Work request
Give back all the data exactly, line by line.

[Data extracted from a collection]
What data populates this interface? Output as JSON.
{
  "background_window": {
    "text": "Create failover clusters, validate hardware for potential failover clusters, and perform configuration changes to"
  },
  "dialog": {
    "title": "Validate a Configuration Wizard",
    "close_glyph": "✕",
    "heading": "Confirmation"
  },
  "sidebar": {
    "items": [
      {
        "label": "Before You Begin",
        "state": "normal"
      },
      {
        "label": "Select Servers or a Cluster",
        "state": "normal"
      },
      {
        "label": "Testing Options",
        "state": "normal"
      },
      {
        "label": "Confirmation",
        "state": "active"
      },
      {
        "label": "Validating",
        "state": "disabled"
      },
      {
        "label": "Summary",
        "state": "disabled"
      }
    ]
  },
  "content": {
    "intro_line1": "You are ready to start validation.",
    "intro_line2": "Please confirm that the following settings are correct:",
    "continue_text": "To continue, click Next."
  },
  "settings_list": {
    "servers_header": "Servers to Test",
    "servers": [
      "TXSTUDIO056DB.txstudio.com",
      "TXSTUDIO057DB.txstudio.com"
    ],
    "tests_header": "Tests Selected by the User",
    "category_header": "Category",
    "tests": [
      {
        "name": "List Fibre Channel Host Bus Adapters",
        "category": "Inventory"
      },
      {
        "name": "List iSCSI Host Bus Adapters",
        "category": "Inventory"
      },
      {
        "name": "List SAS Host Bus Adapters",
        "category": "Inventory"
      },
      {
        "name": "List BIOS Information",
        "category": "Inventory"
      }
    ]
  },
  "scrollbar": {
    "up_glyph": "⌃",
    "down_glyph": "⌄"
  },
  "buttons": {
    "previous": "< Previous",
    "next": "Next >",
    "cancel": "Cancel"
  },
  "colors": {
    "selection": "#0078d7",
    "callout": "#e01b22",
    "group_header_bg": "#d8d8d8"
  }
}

Reply
What data populates this interface? Output as JSON.
{
  "background_window": {
    "text": "Create failover clusters, validate hardware for potential failover clusters, and perform configuration changes to"
  },
  "dialog": {
    "title": "Validate a Configuration Wizard",
    "close_glyph": "✕",
    "heading": "Confirmation"
  },
  "sidebar": {
    "items": [
      {
        "label": "Before You Begin",
        "state": "normal"
      },
      {
        "label": "Select Servers or a Cluster",
        "state": "normal"
      },
      {
        "label": "Testing Options",
        "state": "normal"
      },
      {
        "label": "Confirmation",
        "state": "active"
      },
      {
        "label": "Validating",
        "state": "disabled"
      },
      {
        "label": "Summary",
        "state": "disabled"
      }
    ]
  },
  "content": {
    "intro_line1": "You are ready to start validation.",
    "intro_line2": "Please confirm that the following settings are correct:",
    "continue_text": "To continue, click Next."
  },
  "settings_list": {
    "servers_header": "Servers to Test",
    "servers": [
      "TXSTUDIO056DB.txstudio.com",
      "TXSTUDIO057DB.txstudio.com"
    ],
    "tests_header": "Tests Selected by the User",
    "category_header": "Category",
    "tests": [
      {
        "name": "List Fibre Channel Host Bus Adapters",
        "category": "Inventory"
      },
      {
        "name": "List iSCSI Host Bus Adapters",
        "category": "Inventory"
      },
      {
        "name": "List SAS Host Bus Adapters",
        "category": "Inventory"
      },
      {
        "name": "List BIOS Information",
        "category": "Inventory"
      }
    ]
  },
  "scrollbar": {
    "up_glyph": "⌃",
    "down_glyph": "⌄"
  },
  "buttons": {
    "previous": "< Previous",
    "next": "Next >",
    "cancel": "Cancel"
  },
  "colors": {
    "selection": "#0078d7",
    "callout": "#e01b22",
    "group_header_bg": "#d8d8d8"
  }
}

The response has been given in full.